Return the data below unchanged. Drop any pictures.

(Exercise materials Opens)

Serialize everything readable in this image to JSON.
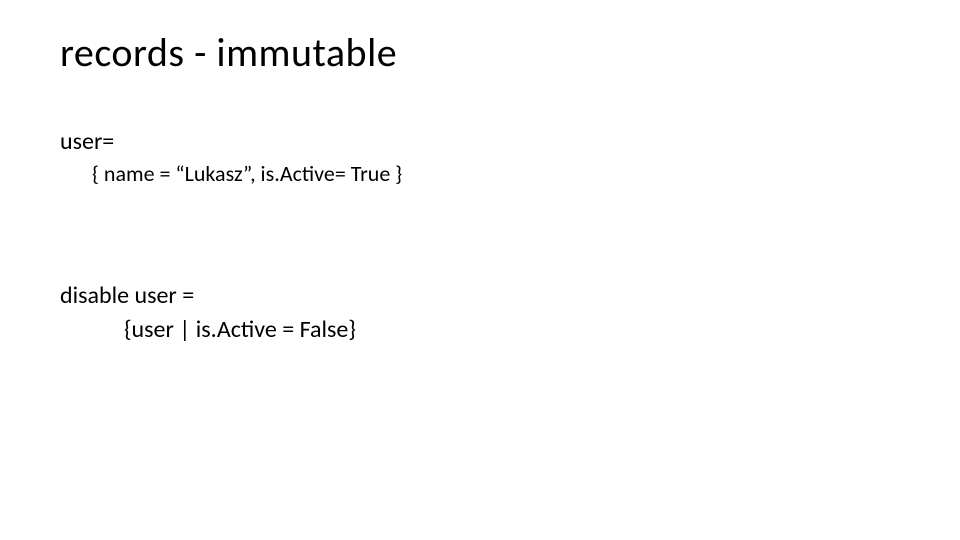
{
  "title": "records - immutable",
  "block1": {
    "line1": "user=",
    "line2": "{ name = “Lukasz”, is.Active= True }"
  },
  "block2": {
    "line1": "disable user =",
    "line2": "{user | is.Active = False}"
  }
}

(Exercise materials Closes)

#### Response area:
Serialize everything readable in this image to JSON.
{
  "title": "records - immutable",
  "block1": {
    "line1": "user=",
    "line2": "{ name = “Lukasz”, is.Active= True }"
  },
  "block2": {
    "line1": "disable user =",
    "line2": "{user | is.Active = False}"
  }
}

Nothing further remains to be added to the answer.